Looking the Other Way
- Monday, October 6, 2003
If you’ve ever wanted to get past all the propaganda and grasp the main problem behind state government in Nevada today, Assemblyman Wendell Williams, D-Clark County, is helping you out.
Not that Williams intends to, of course. But recently his history has been catching up with him, and it sheds significant light on how Nevada’s coalition of tax-consuming public employees operates to keep control of state government.
For those who’ve been out of the loop, Williams is the speaker pro tem of the Assembly and long-time boss of its Education Committee. That’s where, for years, all good education-reform legislation in Nevada has regularly been smothered to death.
Assemblyman Williams is also a habitual and blatant scofflaw. The 17-year member of the legislature’s lower chamber has for years ignored state laws requiring politicians to report their campaign finances. Only under great threats of prosecution from the Secretary of State, has he agreed to pay his fines—which are still nevertheless chronically late.
Williams also breaks traffic laws with abandon. For most of the last two years he drove without a driver’s license. It was suspended in 2001 when he failed to show up in a Reno traffic court on one of his chronic speeding tickets. This July 30 a Reno court issued an arrest warrant for Williams after a no-show on a May speeding ticket.
More recently it’s become evident that the assemblyman also routinely uses his education committee chairmanship for something indistinguishable from extortion.
Last month it was learned that Williams—who has life-or-death power over all education legislation—leaned on the Community College of Southern Nevada to put his 28-year-old female companion on its payroll, then assign her to be with him in Carson City. When his playmate’s incompetence and insubordination were about to get her fired from the phony job, Williams called in the chancellor of the state’s entire higher education system to block the termination.
Reports from legislative insiders during the last session also had Williams flogging a scheme for the chancellor to lease West Las Vegas property for a Nevada State College “truck-driving school.” Part of the package: an administrative job at the school for Williams’ girl friend.

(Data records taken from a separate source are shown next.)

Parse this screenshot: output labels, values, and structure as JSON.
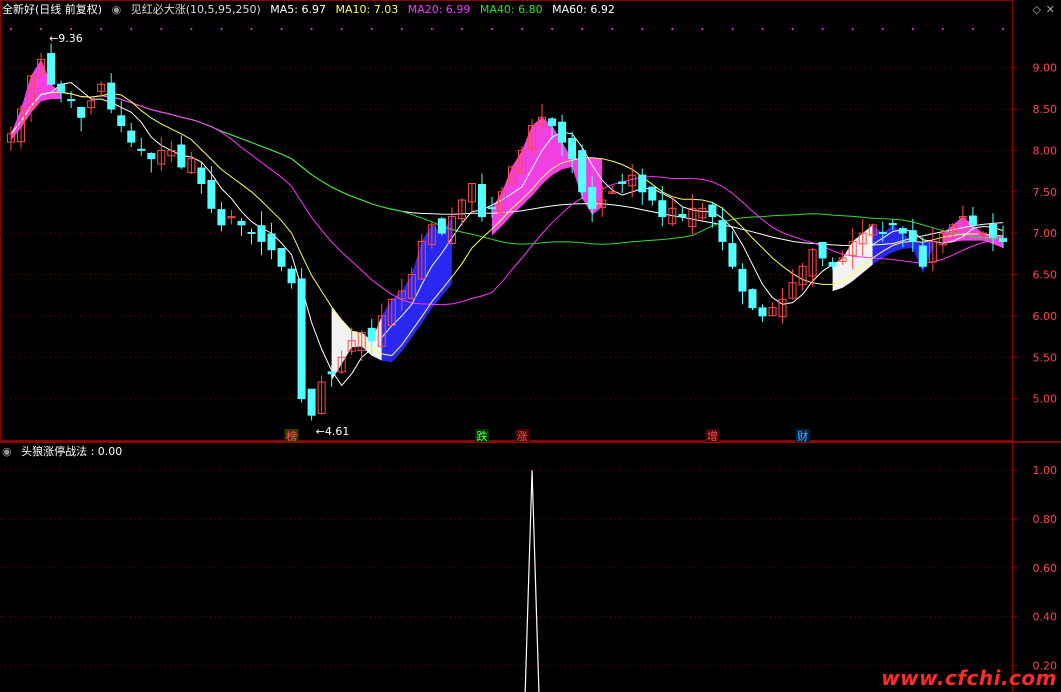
{
  "colors": {
    "bg": "#000000",
    "frame": "#8b0000",
    "grid": "#7a0000",
    "up": "#ff4a4a",
    "down": "#54ffff",
    "ma5": "#ffffff",
    "ma10": "#ffff55",
    "ma20": "#ff33ff",
    "ma40": "#33dd33",
    "ma60": "#ffffff",
    "band_blue": "#2a2aff",
    "band_white": "#ffffff",
    "band_magenta": "#ff44ee",
    "sub_line": "#ffffff",
    "axis_text": "#ff4444",
    "watermark": "#ff2a2a"
  },
  "header": {
    "stock": "全新好(日线 前复权)",
    "indicator": "见红必大涨(10,5,95,250)",
    "ma5": "MA5: 6.97",
    "ma10": "MA10: 7.03",
    "ma20": "MA20: 6.99",
    "ma40": "MA40: 6.80",
    "ma60": "MA60: 6.92"
  },
  "sub_header": {
    "title": "头狼涨停战法 : 0.00"
  },
  "markers": [
    {
      "text": "榜",
      "color": "#ff5555",
      "bg": "#443300",
      "x_index": 28
    },
    {
      "text": "跌",
      "color": "#55ff55",
      "bg": "#003300",
      "x_index": 47
    },
    {
      "text": "涨",
      "color": "#ff5555",
      "bg": "#440000",
      "x_index": 51
    },
    {
      "text": "增",
      "color": "#ff5555",
      "bg": "#440000",
      "x_index": 70
    },
    {
      "text": "财",
      "color": "#55aaff",
      "bg": "#002244",
      "x_index": 79
    }
  ],
  "annotations": {
    "high": "9.36",
    "low": "4.61"
  },
  "watermark": "www.cfchi.com",
  "chart_data": [
    {
      "type": "candlestick",
      "title": "全新好(日线 前复权)",
      "ylim": [
        4.5,
        9.6
      ],
      "y_ticks": [
        5.0,
        5.5,
        6.0,
        6.5,
        7.0,
        7.5,
        8.0,
        8.5,
        9.0
      ],
      "y_tick_labels": [
        "5.00",
        "5.50",
        "6.00",
        "6.50",
        "7.00",
        "7.50",
        "8.00",
        "8.50",
        "9.00"
      ],
      "close_series": [
        8.2,
        8.5,
        8.9,
        9.1,
        8.8,
        8.7,
        8.6,
        8.4,
        8.6,
        8.8,
        8.5,
        8.3,
        8.1,
        8.0,
        7.9,
        8.0,
        8.0,
        7.8,
        7.9,
        7.6,
        7.3,
        7.1,
        7.2,
        7.1,
        7.0,
        6.9,
        6.8,
        6.6,
        6.4,
        5.0,
        4.8,
        5.2,
        5.3,
        5.5,
        5.7,
        5.8,
        5.7,
        6.0,
        6.2,
        6.3,
        6.5,
        6.9,
        7.1,
        7.0,
        7.2,
        7.4,
        7.6,
        7.2,
        7.3,
        7.5,
        7.8,
        8.0,
        8.3,
        8.4,
        8.3,
        8.1,
        7.9,
        7.5,
        7.3,
        7.4,
        7.5,
        7.6,
        7.7,
        7.5,
        7.4,
        7.2,
        7.3,
        7.2,
        7.3,
        7.3,
        7.2,
        6.9,
        6.6,
        6.3,
        6.1,
        6.0,
        6.1,
        6.2,
        6.4,
        6.6,
        6.8,
        6.7,
        6.6,
        6.7,
        6.9,
        7.0,
        7.1,
        7.0,
        7.1,
        7.0,
        6.9,
        6.6,
        6.9,
        7.0,
        7.1,
        7.2,
        7.1,
        7.0,
        6.95,
        6.9
      ],
      "ma5_last": 6.97,
      "ma10_last": 7.03,
      "ma20_last": 6.99,
      "ma40_last": 6.8,
      "ma60_last": 6.92
    },
    {
      "type": "line",
      "title": "头狼涨停战法",
      "ylim": [
        0.1,
        1.05
      ],
      "y_ticks": [
        0.2,
        0.4,
        0.6,
        0.8,
        1.0
      ],
      "y_tick_labels": [
        "0.20",
        "0.40",
        "0.60",
        "0.80",
        "1.00"
      ],
      "spike_index": 52,
      "last_value": 0.0
    }
  ]
}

Not only has the assemblyman gotten away with behavior like this for years, he’s routinely been rewarded. A former gym teacher repeatedly elected to the legislature with the support of the state teacher union, Williams for years has occupied virtually no-show City of Las Vegas jobs. Six years ago he was pulling down $59,000 annually for occasionally sitting in the city’s office of “federal, state and local initiatives.” Later, he was given a $26,000 annual raise and moved into the city’s neighborhood services boondoggle. But even during the last Legislature in Carson City, Williams continued to bill the City of Las Vegas for “neighborhood services” work—to the tab of $13,000. Apparently Carson City, too, is now a Vegas neighborhood.
With many Williams’ sins coming home to roost so publicly, his longtime collaborators are running for cover. Last week, the City of Las Vegas at last suspended him from his make-work job—after allowing him for more than a year to ignore city rules on monthly reimbursement for heavy personal use of his city cell phone. In the words of Review-Journal columnist and corruption-connoisseur John L. Smith, “His allies have covered for him for years, but now their jobs hang in the balance…. Now those around him look like mopes for supporting him.”
Those “mopes” include the leaders of the Assembly majority, Richard Perkins and Barbara Buckley. And here we begin to see why Williams has been allowed so long to get away with so much—whether by the courts, the police, the City of Las Vegas, his teacher-union backers or legislative leaders.
As columnist Steve Sebelius recently spelled out, Assembly leaders have been reluctant to deal with Williams’ offenses, fearing doing so could mean loss of their party’s control of the Assembly—should miffed black voters decide to stay home.
In other words, Williams’ presence on the ticket has been thought necessary if the coalition of public-employee interests that controls the Nevada Assembly—and each session wrings ever-larger sums out of Silver State taxpayers—is to retain power.
It seems less than coincidental, therefore, that it has been members of that same coalition—judges, police, other local government employees, the higher-ed establishment, the teacher union and Assembly leaders—who, until it was impossible with Assemblyman Williams, so regularly looked the other way.Steven Miller is policy director for the Nevada Policy Research Institute.